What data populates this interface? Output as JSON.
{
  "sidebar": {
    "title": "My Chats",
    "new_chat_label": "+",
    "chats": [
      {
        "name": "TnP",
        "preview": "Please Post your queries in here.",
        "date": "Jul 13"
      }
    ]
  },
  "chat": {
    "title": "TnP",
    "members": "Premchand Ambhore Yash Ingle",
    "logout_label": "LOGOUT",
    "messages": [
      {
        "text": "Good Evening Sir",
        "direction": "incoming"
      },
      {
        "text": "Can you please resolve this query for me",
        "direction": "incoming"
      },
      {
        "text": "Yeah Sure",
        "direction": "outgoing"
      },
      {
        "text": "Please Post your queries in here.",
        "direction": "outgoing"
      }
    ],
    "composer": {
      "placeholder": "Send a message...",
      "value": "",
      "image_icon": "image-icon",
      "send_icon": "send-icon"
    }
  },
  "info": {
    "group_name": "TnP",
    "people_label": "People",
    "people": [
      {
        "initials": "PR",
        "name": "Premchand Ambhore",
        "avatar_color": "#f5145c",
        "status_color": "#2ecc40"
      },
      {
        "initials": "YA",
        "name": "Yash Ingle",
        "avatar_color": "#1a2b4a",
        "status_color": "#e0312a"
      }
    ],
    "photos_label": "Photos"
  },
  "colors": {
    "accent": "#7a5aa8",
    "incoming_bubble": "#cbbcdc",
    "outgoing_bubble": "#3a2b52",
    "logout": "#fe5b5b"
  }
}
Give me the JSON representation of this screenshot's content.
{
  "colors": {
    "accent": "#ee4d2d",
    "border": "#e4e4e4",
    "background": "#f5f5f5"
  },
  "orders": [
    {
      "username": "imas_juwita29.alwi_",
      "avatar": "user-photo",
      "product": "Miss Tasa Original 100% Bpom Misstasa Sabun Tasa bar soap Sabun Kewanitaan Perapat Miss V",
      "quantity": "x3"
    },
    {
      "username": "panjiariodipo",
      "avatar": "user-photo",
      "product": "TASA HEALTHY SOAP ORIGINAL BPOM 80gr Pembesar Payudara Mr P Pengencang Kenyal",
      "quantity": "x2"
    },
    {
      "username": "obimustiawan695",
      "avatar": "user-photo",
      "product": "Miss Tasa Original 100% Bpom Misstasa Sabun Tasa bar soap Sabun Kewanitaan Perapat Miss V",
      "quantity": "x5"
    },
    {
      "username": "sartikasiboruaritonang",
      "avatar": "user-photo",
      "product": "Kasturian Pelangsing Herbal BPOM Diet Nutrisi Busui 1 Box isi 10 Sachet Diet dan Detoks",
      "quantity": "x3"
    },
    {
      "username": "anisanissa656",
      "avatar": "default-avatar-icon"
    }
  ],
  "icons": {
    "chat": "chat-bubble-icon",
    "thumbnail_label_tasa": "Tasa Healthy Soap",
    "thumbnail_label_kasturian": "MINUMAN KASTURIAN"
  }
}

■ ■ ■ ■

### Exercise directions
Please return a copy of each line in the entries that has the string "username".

### Your solution
      "username": "imas_juwita29.alwi_",
      "username": "panjiariodipo",
      "username": "obimustiawan695",
      "username": "sartikasiboruaritonang",
      "username": "anisanissa656",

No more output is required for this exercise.